WHAT YOU SHOULD DO:
Write every record out again exactly as shown below.

DATASET EXTRACT:

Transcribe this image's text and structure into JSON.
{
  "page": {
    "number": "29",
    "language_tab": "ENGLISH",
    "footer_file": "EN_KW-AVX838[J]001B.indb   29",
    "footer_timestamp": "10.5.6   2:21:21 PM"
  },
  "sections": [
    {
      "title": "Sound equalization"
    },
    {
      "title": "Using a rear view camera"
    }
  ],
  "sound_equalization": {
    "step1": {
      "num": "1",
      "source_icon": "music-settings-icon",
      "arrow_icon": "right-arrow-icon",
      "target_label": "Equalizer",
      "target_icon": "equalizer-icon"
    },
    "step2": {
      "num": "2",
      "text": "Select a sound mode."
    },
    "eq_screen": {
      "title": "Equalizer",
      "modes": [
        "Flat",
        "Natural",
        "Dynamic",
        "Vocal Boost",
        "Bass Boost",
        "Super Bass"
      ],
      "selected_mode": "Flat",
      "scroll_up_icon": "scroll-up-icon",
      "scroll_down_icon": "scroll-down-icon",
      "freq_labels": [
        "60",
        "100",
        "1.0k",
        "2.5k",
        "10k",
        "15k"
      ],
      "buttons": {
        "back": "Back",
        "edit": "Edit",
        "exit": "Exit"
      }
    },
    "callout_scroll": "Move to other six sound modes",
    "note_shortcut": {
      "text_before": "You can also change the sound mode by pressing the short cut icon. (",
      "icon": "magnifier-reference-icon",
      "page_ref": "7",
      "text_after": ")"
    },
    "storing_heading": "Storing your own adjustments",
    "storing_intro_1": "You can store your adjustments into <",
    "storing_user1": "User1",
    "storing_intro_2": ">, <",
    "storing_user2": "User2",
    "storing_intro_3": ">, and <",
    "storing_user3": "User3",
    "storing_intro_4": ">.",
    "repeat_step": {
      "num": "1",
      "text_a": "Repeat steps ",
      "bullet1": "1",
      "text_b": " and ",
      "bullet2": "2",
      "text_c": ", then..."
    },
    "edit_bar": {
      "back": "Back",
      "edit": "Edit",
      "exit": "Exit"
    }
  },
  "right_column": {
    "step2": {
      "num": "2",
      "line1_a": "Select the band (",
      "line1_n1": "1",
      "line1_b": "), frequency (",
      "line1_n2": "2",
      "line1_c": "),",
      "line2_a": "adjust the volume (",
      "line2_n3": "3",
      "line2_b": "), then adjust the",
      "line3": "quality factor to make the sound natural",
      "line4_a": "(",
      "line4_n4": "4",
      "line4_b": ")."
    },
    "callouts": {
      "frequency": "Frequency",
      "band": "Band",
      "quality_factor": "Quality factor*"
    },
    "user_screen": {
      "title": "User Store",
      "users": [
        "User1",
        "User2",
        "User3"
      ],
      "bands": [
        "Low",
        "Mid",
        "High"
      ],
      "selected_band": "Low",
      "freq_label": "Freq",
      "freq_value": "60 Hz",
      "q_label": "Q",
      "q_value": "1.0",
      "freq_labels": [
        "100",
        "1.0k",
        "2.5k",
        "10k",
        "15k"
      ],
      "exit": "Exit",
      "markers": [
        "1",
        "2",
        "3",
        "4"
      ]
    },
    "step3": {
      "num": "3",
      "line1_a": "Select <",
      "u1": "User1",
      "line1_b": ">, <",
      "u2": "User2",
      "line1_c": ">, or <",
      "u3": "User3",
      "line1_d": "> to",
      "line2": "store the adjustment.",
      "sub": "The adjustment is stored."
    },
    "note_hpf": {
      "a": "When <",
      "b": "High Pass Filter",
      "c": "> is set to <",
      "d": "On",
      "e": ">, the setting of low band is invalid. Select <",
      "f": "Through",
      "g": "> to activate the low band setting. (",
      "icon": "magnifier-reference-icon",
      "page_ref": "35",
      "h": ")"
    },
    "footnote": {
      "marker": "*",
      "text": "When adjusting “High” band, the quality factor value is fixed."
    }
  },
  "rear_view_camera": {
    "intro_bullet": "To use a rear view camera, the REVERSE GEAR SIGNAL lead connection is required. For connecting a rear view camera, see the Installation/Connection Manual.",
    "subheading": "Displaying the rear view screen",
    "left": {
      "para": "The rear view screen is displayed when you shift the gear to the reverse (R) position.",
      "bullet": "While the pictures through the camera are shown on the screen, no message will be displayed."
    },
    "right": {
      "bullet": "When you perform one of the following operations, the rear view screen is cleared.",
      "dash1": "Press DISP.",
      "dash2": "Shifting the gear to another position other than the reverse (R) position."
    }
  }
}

ANSWER AREA:
Transcribe this image's text and structure into JSON.
{
  "page": {
    "number": "29",
    "language_tab": "ENGLISH",
    "footer_file": "EN_KW-AVX838[J]001B.indb   29",
    "footer_timestamp": "10.5.6   2:21:21 PM"
  },
  "sections": [
    {
      "title": "Sound equalization"
    },
    {
      "title": "Using a rear view camera"
    }
  ],
  "sound_equalization": {
    "step1": {
      "num": "1",
      "source_icon": "music-settings-icon",
      "arrow_icon": "right-arrow-icon",
      "target_label": "Equalizer",
      "target_icon": "equalizer-icon"
    },
    "step2": {
      "num": "2",
      "text": "Select a sound mode."
    },
    "eq_screen": {
      "title": "Equalizer",
      "modes": [
        "Flat",
        "Natural",
        "Dynamic",
        "Vocal Boost",
        "Bass Boost",
        "Super Bass"
      ],
      "selected_mode": "Flat",
      "scroll_up_icon": "scroll-up-icon",
      "scroll_down_icon": "scroll-down-icon",
      "freq_labels": [
        "60",
        "100",
        "1.0k",
        "2.5k",
        "10k",
        "15k"
      ],
      "buttons": {
        "back": "Back",
        "edit": "Edit",
        "exit": "Exit"
      }
    },
    "callout_scroll": "Move to other six sound modes",
    "note_shortcut": {
      "text_before": "You can also change the sound mode by pressing the short cut icon. (",
      "icon": "magnifier-reference-icon",
      "page_ref": "7",
      "text_after": ")"
    },
    "storing_heading": "Storing your own adjustments",
    "storing_intro_1": "You can store your adjustments into <",
    "storing_user1": "User1",
    "storing_intro_2": ">, <",
    "storing_user2": "User2",
    "storing_intro_3": ">, and <",
    "storing_user3": "User3",
    "storing_intro_4": ">.",
    "repeat_step": {
      "num": "1",
      "text_a": "Repeat steps ",
      "bullet1": "1",
      "text_b": " and ",
      "bullet2": "2",
      "text_c": ", then..."
    },
    "edit_bar": {
      "back": "Back",
      "edit": "Edit",
      "exit": "Exit"
    }
  },
  "right_column": {
    "step2": {
      "num": "2",
      "line1_a": "Select the band (",
      "line1_n1": "1",
      "line1_b": "), frequency (",
      "line1_n2": "2",
      "line1_c": "),",
      "line2_a": "adjust the volume (",
      "line2_n3": "3",
      "line2_b": "), then adjust the",
      "line3": "quality factor to make the sound natural",
      "line4_a": "(",
      "line4_n4": "4",
      "line4_b": ")."
    },
    "callouts": {
      "frequency": "Frequency",
      "band": "Band",
      "quality_factor": "Quality factor*"
    },
    "user_screen": {
      "title": "User Store",
      "users": [
        "User1",
        "User2",
        "User3"
      ],
      "bands": [
        "Low",
        "Mid",
        "High"
      ],
      "selected_band": "Low",
      "freq_label": "Freq",
      "freq_value": "60 Hz",
      "q_label": "Q",
      "q_value": "1.0",
      "freq_labels": [
        "100",
        "1.0k",
        "2.5k",
        "10k",
        "15k"
      ],
      "exit": "Exit",
      "markers": [
        "1",
        "2",
        "3",
        "4"
      ]
    },
    "step3": {
      "num": "3",
      "line1_a": "Select <",
      "u1": "User1",
      "line1_b": ">, <",
      "u2": "User2",
      "line1_c": ">, or <",
      "u3": "User3",
      "line1_d": "> to",
      "line2": "store the adjustment.",
      "sub": "The adjustment is stored."
    },
    "note_hpf": {
      "a": "When <",
      "b": "High Pass Filter",
      "c": "> is set to <",
      "d": "On",
      "e": ">, the setting of low band is invalid. Select <",
      "f": "Through",
      "g": "> to activate the low band setting. (",
      "icon": "magnifier-reference-icon",
      "page_ref": "35",
      "h": ")"
    },
    "footnote": {
      "marker": "*",
      "text": "When adjusting “High” band, the quality factor value is fixed."
    }
  },
  "rear_view_camera": {
    "intro_bullet": "To use a rear view camera, the REVERSE GEAR SIGNAL lead connection is required. For connecting a rear view camera, see the Installation/Connection Manual.",
    "subheading": "Displaying the rear view screen",
    "left": {
      "para": "The rear view screen is displayed when you shift the gear to the reverse (R) position.",
      "bullet": "While the pictures through the camera are shown on the screen, no message will be displayed."
    },
    "right": {
      "bullet": "When you perform one of the following operations, the rear view screen is cleared.",
      "dash1": "Press DISP.",
      "dash2": "Shifting the gear to another position other than the reverse (R) position."
    }
  }
}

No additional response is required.